Items from an interface collection:
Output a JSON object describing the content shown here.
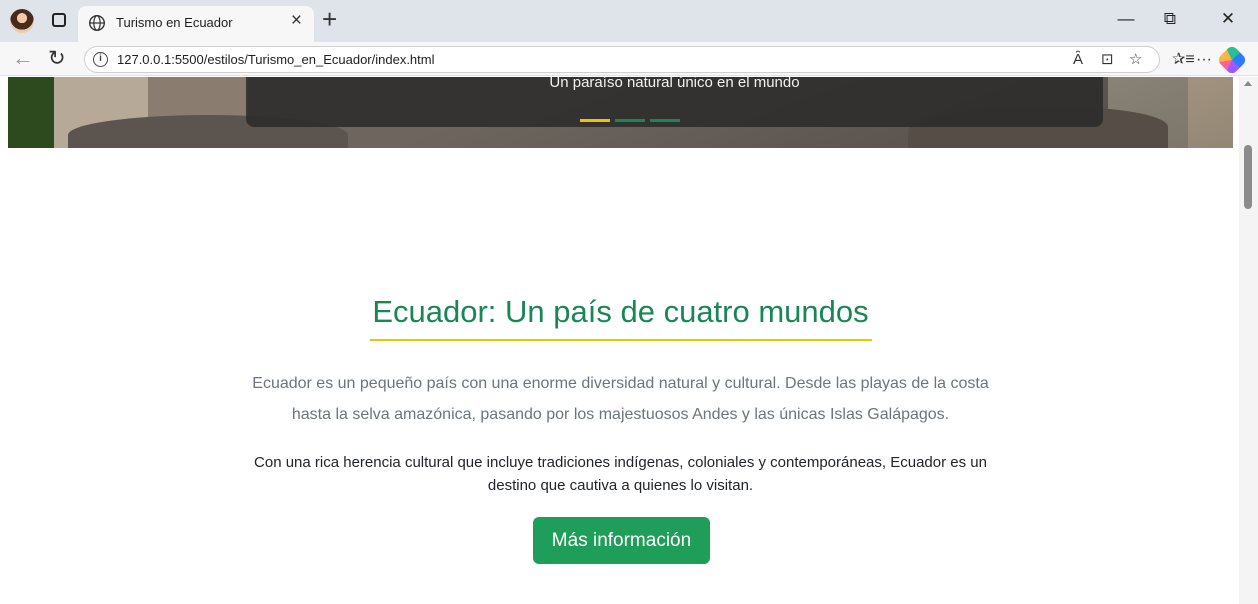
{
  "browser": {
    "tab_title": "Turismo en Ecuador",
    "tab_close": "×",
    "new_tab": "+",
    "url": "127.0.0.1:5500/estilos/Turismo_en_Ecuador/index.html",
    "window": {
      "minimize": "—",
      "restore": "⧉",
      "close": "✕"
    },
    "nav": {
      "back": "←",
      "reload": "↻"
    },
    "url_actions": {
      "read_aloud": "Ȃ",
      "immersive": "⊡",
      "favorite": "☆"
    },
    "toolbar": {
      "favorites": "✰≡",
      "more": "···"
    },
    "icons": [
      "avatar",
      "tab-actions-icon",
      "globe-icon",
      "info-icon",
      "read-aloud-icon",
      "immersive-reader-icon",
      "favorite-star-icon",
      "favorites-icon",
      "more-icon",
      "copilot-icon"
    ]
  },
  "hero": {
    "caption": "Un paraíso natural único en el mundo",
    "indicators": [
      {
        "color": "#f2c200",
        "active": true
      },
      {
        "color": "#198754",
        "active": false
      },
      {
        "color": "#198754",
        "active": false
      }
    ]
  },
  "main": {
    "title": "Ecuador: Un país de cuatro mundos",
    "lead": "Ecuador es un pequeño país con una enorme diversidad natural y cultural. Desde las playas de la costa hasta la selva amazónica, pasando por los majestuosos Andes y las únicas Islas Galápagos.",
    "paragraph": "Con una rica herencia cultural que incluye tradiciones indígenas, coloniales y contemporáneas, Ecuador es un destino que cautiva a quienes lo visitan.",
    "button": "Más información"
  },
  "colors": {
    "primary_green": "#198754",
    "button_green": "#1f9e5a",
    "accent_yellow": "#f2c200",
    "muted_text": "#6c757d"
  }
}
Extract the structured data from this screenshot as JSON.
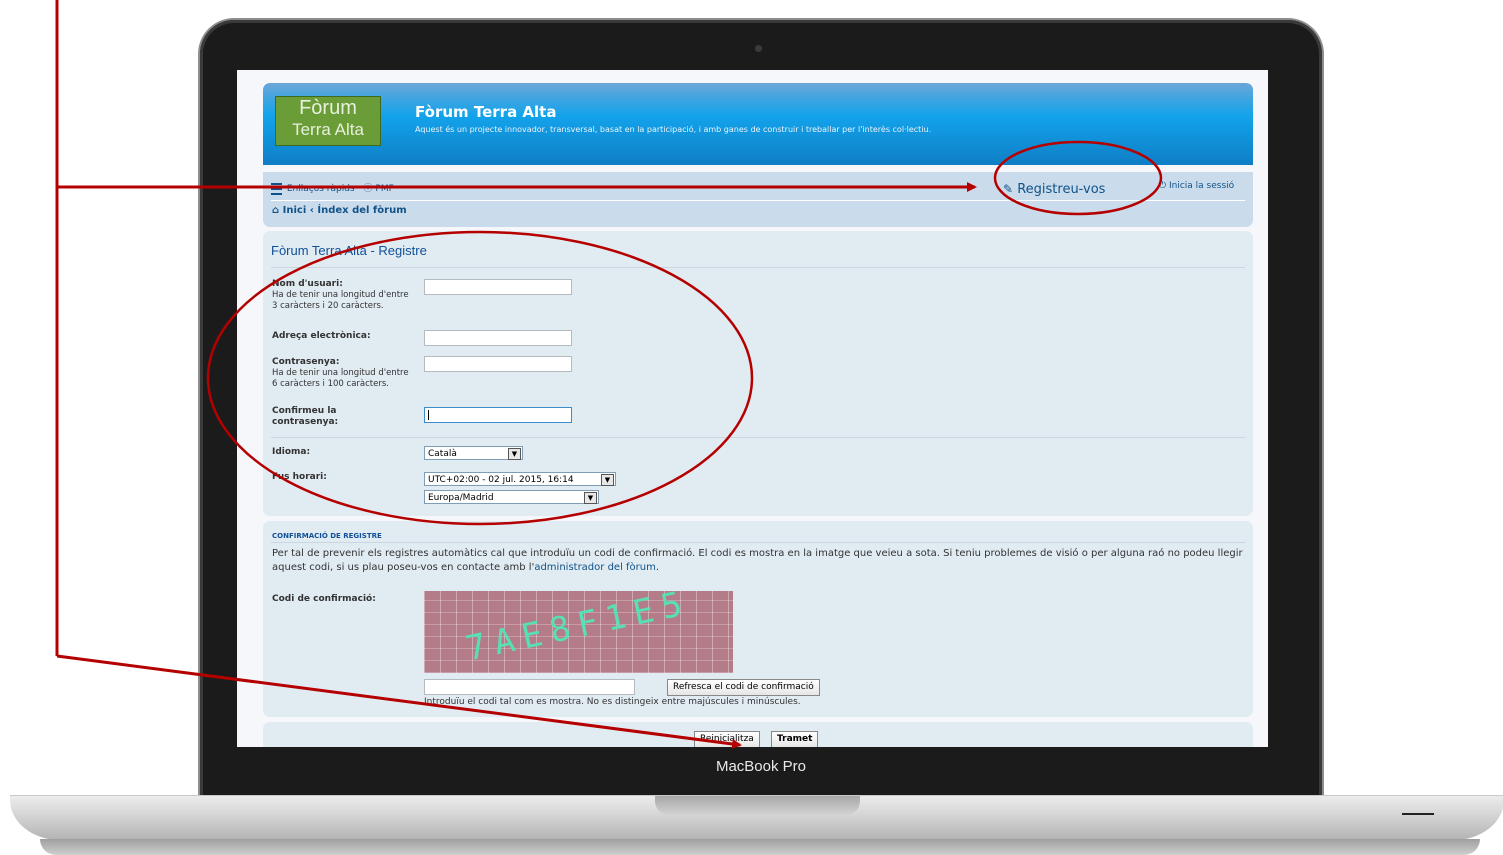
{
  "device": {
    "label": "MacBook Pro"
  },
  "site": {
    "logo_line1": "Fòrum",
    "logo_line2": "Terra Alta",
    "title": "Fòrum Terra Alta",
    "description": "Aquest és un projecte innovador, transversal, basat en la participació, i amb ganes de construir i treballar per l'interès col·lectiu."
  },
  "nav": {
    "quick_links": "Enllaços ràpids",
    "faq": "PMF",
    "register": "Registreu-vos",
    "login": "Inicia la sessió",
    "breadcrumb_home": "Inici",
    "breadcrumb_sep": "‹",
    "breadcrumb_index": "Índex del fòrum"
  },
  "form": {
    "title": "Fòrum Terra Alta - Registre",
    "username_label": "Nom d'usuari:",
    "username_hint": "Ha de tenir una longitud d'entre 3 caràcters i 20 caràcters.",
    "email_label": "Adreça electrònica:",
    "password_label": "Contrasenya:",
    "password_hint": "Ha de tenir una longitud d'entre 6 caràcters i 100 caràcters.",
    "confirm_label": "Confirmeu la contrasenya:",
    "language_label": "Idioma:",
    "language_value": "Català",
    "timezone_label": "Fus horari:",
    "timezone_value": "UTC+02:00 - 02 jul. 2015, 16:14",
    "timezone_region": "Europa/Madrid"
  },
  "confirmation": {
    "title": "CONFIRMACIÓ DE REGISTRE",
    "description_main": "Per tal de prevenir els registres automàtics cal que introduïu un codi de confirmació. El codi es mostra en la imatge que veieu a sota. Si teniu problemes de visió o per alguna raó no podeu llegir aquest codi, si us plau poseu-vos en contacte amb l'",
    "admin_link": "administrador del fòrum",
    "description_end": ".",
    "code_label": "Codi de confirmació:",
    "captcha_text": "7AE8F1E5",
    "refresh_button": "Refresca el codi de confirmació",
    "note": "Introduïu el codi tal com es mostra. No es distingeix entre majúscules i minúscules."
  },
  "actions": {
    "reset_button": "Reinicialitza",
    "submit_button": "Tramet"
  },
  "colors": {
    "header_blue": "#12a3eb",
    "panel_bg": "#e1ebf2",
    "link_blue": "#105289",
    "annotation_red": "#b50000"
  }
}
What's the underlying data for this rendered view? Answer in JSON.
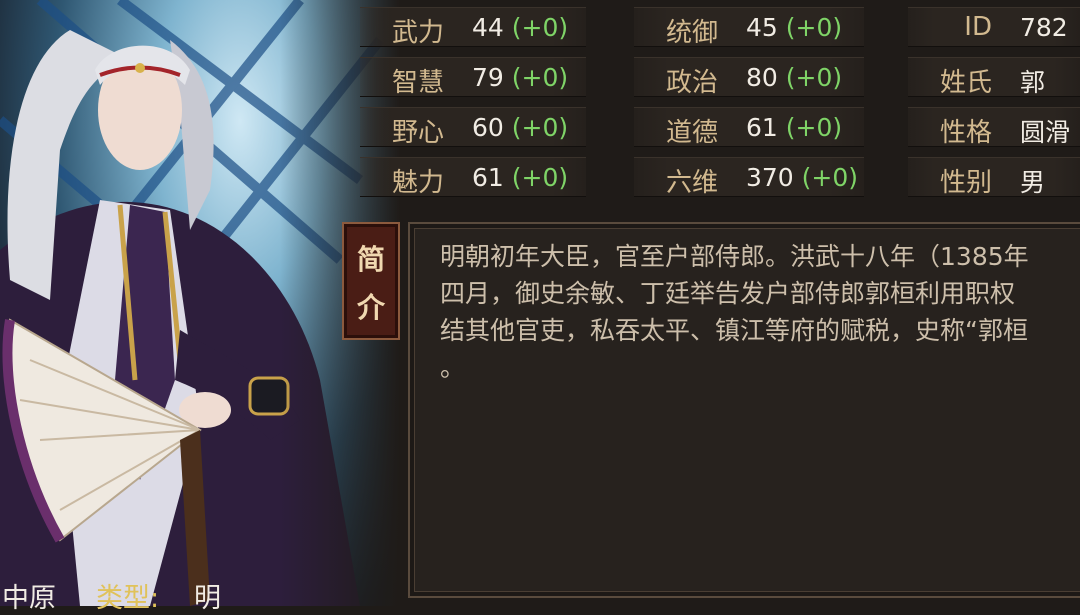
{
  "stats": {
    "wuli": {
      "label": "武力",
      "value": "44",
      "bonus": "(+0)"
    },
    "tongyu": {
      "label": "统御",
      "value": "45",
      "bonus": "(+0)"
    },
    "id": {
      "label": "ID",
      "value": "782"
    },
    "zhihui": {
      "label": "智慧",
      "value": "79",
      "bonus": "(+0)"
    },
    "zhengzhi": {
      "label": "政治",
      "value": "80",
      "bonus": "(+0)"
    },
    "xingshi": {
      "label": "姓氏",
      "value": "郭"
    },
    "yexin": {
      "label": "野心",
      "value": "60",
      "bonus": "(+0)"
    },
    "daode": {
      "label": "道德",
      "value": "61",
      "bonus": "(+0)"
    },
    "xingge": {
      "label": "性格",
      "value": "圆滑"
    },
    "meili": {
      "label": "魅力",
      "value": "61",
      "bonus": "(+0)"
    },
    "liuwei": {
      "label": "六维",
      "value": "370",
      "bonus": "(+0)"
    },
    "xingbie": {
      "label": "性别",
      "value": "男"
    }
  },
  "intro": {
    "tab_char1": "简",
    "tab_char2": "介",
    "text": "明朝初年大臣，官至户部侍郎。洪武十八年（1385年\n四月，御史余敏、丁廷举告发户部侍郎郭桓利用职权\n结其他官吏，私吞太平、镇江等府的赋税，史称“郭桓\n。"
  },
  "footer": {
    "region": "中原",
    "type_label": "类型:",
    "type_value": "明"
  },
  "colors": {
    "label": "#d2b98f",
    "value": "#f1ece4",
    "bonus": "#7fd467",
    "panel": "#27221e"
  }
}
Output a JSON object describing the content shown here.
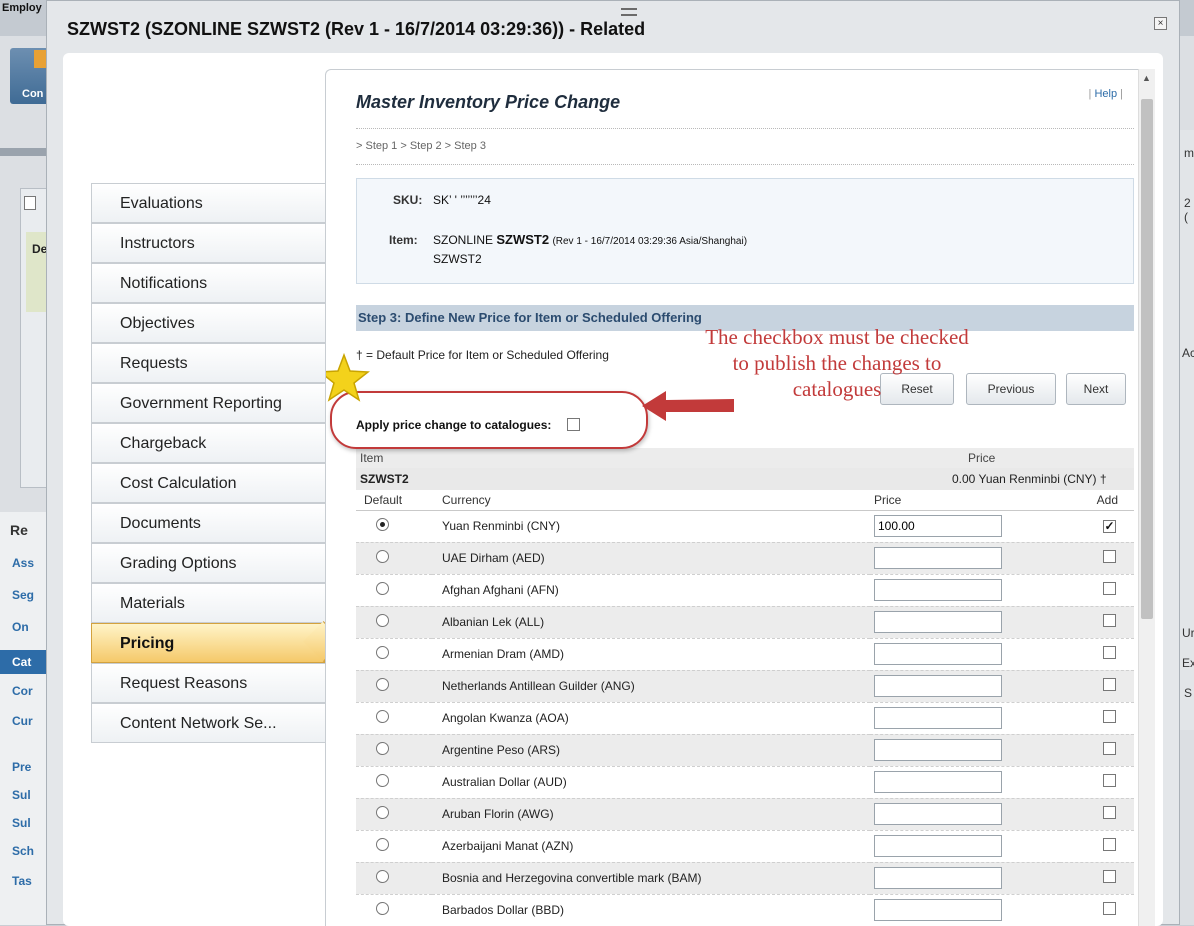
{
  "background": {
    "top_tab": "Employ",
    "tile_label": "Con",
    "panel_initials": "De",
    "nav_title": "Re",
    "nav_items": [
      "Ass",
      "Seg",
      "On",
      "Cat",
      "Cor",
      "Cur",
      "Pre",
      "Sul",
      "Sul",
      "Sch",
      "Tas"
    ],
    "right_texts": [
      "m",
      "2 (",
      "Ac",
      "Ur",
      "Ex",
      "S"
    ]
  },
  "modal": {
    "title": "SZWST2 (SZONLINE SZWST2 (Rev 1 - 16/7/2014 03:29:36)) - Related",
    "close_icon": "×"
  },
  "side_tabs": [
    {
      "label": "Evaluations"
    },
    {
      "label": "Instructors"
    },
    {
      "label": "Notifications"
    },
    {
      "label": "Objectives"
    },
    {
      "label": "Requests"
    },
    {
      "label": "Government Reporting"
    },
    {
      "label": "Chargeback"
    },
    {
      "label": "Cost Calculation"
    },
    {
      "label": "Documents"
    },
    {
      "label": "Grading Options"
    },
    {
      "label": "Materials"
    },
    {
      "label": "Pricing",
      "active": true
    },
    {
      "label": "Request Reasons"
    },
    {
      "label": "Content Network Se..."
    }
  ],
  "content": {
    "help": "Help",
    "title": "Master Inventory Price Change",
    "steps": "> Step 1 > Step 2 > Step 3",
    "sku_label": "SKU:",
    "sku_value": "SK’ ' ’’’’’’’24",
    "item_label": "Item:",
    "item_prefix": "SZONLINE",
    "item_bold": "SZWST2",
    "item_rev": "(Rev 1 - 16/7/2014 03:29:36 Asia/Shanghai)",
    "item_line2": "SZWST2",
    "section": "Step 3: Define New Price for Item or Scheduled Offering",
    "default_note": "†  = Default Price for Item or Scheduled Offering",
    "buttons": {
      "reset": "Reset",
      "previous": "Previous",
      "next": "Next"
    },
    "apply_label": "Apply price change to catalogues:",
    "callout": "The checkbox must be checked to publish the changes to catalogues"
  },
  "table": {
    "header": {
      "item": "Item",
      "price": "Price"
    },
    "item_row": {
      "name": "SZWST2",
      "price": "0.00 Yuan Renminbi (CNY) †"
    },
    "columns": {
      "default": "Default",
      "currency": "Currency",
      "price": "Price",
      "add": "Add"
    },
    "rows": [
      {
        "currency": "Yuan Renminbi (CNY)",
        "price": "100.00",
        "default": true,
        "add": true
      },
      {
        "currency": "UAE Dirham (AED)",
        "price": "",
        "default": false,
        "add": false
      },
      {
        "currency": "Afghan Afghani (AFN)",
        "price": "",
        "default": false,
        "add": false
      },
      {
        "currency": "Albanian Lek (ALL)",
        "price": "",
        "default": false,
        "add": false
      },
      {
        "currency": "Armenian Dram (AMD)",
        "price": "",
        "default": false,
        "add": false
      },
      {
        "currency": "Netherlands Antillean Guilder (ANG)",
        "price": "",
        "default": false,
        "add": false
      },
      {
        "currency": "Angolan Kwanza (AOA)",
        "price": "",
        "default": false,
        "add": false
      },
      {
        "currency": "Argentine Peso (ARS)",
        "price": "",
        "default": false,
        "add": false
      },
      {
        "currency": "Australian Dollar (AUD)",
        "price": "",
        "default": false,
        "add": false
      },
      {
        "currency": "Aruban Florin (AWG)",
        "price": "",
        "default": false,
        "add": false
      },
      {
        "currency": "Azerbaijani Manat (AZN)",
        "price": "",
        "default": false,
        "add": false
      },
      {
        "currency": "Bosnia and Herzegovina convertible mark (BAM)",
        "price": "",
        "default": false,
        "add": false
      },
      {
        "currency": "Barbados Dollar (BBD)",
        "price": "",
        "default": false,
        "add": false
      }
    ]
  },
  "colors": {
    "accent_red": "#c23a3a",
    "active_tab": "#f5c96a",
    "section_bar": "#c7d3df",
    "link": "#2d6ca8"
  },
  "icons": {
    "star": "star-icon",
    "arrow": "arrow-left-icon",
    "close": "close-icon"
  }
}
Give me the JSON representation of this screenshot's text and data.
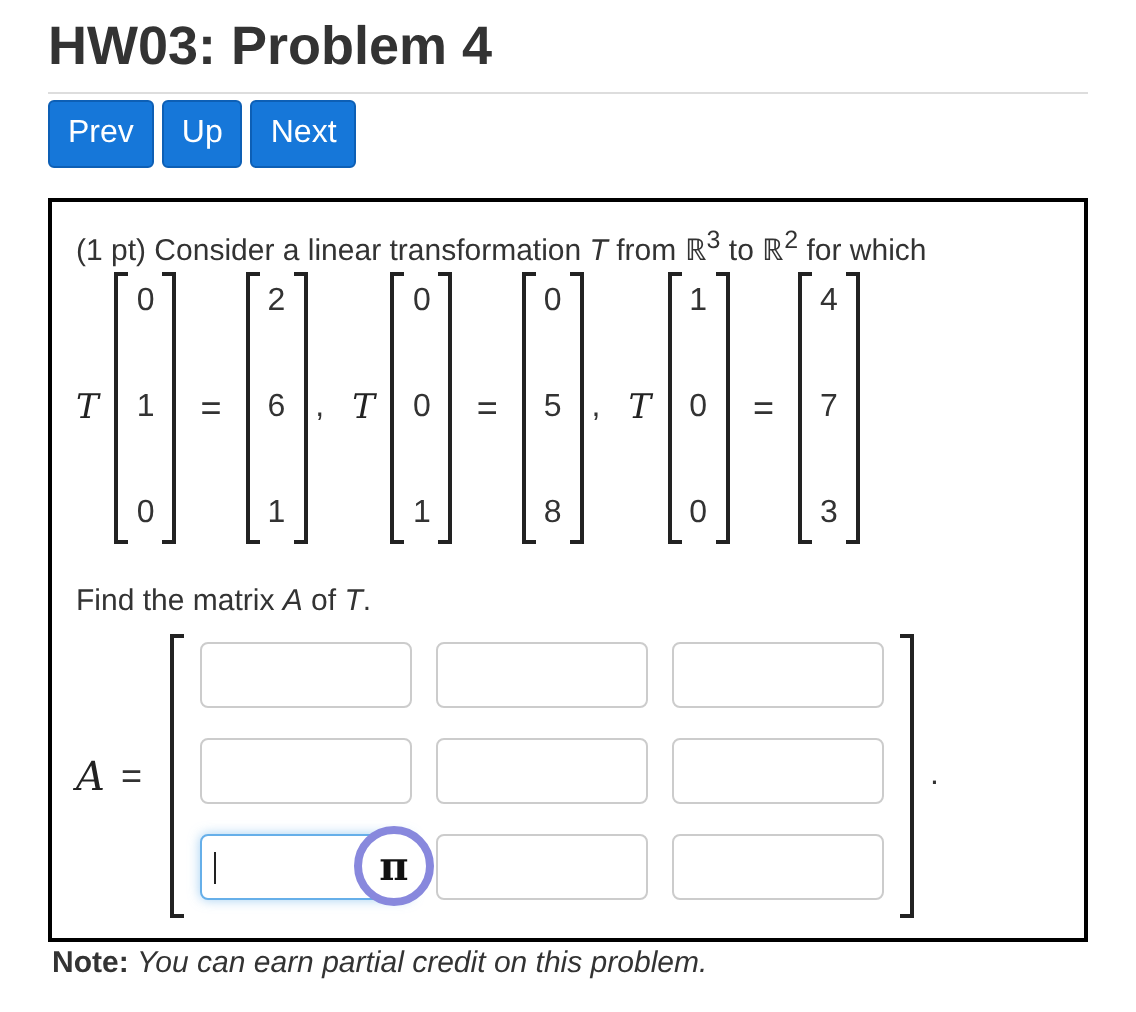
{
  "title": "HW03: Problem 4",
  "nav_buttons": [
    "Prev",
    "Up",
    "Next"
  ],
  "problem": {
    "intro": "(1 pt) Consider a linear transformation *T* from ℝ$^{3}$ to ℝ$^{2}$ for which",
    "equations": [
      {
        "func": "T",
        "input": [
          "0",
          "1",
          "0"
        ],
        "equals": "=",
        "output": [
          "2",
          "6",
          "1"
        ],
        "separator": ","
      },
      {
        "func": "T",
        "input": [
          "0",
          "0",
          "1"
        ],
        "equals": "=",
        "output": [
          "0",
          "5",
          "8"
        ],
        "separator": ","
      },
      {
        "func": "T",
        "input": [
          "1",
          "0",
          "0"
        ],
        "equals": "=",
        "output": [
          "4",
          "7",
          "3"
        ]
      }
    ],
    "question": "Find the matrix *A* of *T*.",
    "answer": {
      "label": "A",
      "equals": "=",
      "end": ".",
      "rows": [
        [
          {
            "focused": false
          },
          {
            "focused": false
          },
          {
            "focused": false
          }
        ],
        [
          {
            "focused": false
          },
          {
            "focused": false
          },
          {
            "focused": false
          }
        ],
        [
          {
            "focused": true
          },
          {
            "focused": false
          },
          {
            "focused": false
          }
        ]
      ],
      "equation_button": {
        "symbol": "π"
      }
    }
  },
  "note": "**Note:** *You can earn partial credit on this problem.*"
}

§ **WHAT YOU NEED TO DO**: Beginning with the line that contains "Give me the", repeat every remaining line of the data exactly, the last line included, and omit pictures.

§ **EXERCISE RESPONSE**:
Give me the JSON representation of this screenshot's text and data.
{
  "title": "HW03: Problem 4",
  "nav_buttons": [
    "Prev",
    "Up",
    "Next"
  ],
  "problem": {
    "intro": "(1 pt) Consider a linear transformation *T* from ℝ$^{3}$ to ℝ$^{2}$ for which",
    "equations": [
      {
        "func": "T",
        "input": [
          "0",
          "1",
          "0"
        ],
        "equals": "=",
        "output": [
          "2",
          "6",
          "1"
        ],
        "separator": ","
      },
      {
        "func": "T",
        "input": [
          "0",
          "0",
          "1"
        ],
        "equals": "=",
        "output": [
          "0",
          "5",
          "8"
        ],
        "separator": ","
      },
      {
        "func": "T",
        "input": [
          "1",
          "0",
          "0"
        ],
        "equals": "=",
        "output": [
          "4",
          "7",
          "3"
        ]
      }
    ],
    "question": "Find the matrix *A* of *T*.",
    "answer": {
      "label": "A",
      "equals": "=",
      "end": ".",
      "rows": [
        [
          {
            "focused": false
          },
          {
            "focused": false
          },
          {
            "focused": false
          }
        ],
        [
          {
            "focused": false
          },
          {
            "focused": false
          },
          {
            "focused": false
          }
        ],
        [
          {
            "focused": true
          },
          {
            "focused": false
          },
          {
            "focused": false
          }
        ]
      ],
      "equation_button": {
        "symbol": "π"
      }
    }
  },
  "note": "**Note:** *You can earn partial credit on this problem.*"
}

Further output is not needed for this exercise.